Once we arrived at Reypenaer, we were ushered downstairs to our “classroom” and the most tantalizing spread of cheese and wine awaited us. The cheese in the 100 year old Reypenaer warehouse located in Woerden is aged naturally, allowing the organically existing microclimate in the building to affect the maturing process. The 17,000 wheels of cheese are hand-flipped to ensure even distribution of oils and minerals and are hand cleaned once a week. Sounds like a tough gig! The Reypenaer V.S.O.P gouda cheese aged for 2 years was absolutely delightful; offering a complex smoky, caramel flavor that melted on your tongue. It made me crave a hot toasty salami and dijon mustard grilled cheese sandwich!
After our Dutch cheese tutorial, we walked off the excess through the infamous De Wallen Red Light District and wandered through the Amsterdam Tulip Museum before the clouds hung heavy and the skies started pouring down rain again. They say it is easy to get lost in Amsterdam, starting north in the direction of the canal only to end up going south at some point, so that you end up walking around in circles and we humorously found ourselves back in front of the same Irish pub that we ducked into to escape the earlier deluge of rain. In again we went!
After sufficiently drying off and letting the skies clear we walked along Prinsengracht to Stadhouderskade to board our Blue Boat evening canal cruise just before the sun was due to set. As dusk settled in and Amsterdam lit up, our captain guided us up through Prinsengracht canal toward the Ij, passing under bridges and alongside Amsterdam’s landmarks while our audio guide told us of Amsterdam’s history. A few interesting tidbits I learned: there are 120 kilometers of canal ways in Amsterdam, as many bikes as there are people if not a few more, single dwellers make up 55% of the city households, the average age is under 35, and only 15% of households in the city have children. The old historical city center is ironically youthful and alive, teeming with young, single, urban dwellers. I suppose in Amsterdam that once you meet your significant other, fall in love, get married, and start a family you have to console yourself with moving out to the suburbs!
On our walk back to the hotel for the night, we detoured back to Rembrandt Square so that I could try and shoot a somewhat decent photo of the Nightwatch statues without the massive crowds that were gathered in the square earlier in the day.
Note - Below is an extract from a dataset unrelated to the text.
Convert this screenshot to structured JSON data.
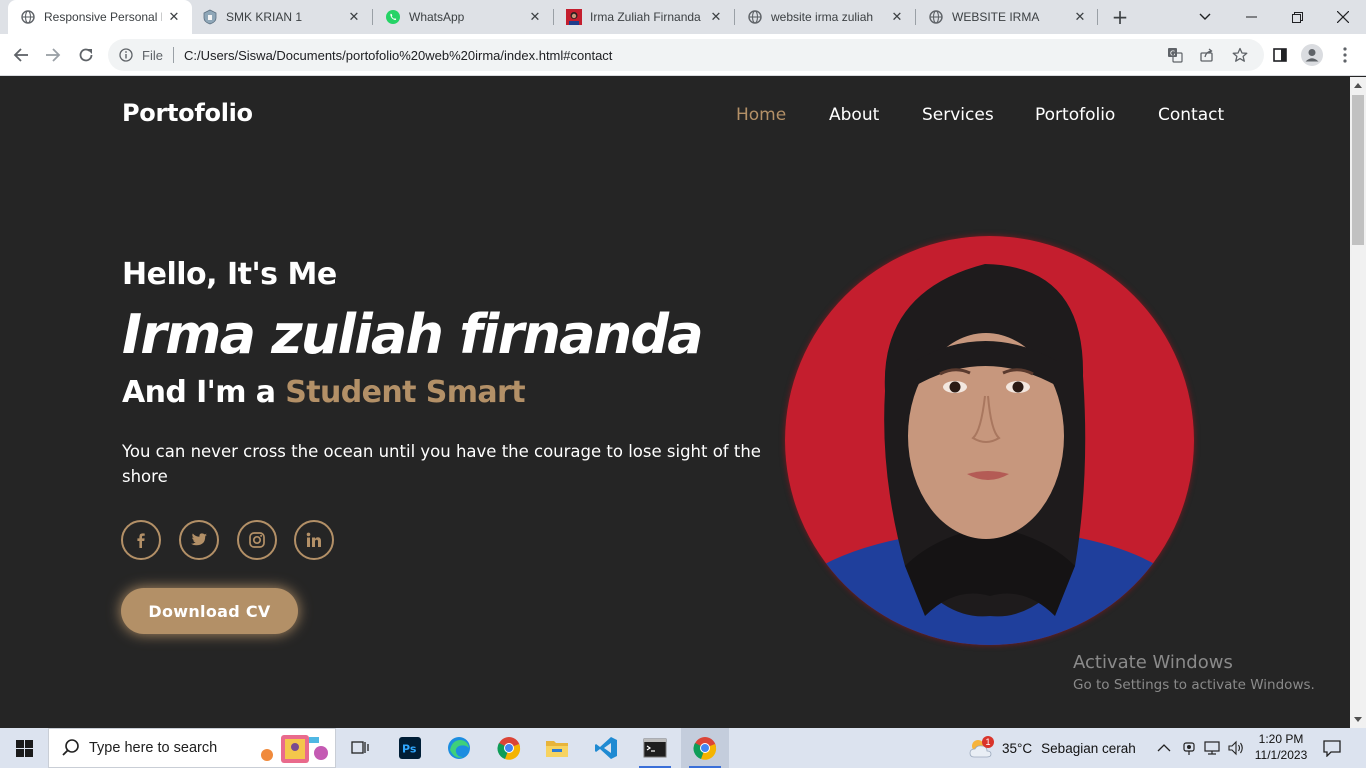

Dan and I fell head over in heels in love with the charms of Amsterdam on our first day of exploring the rich history and unique quirks of the liberal city. It truly is one of the world’s greatest small cities. Tomorrow, we will make our way to the east side of the city center, exploring the city’s WWII history and joining Amsterdam in their national Remembrance Day commemoration events.
*Check out my handy printable travel guide here to plan your own long weekend Amsterdam getaway!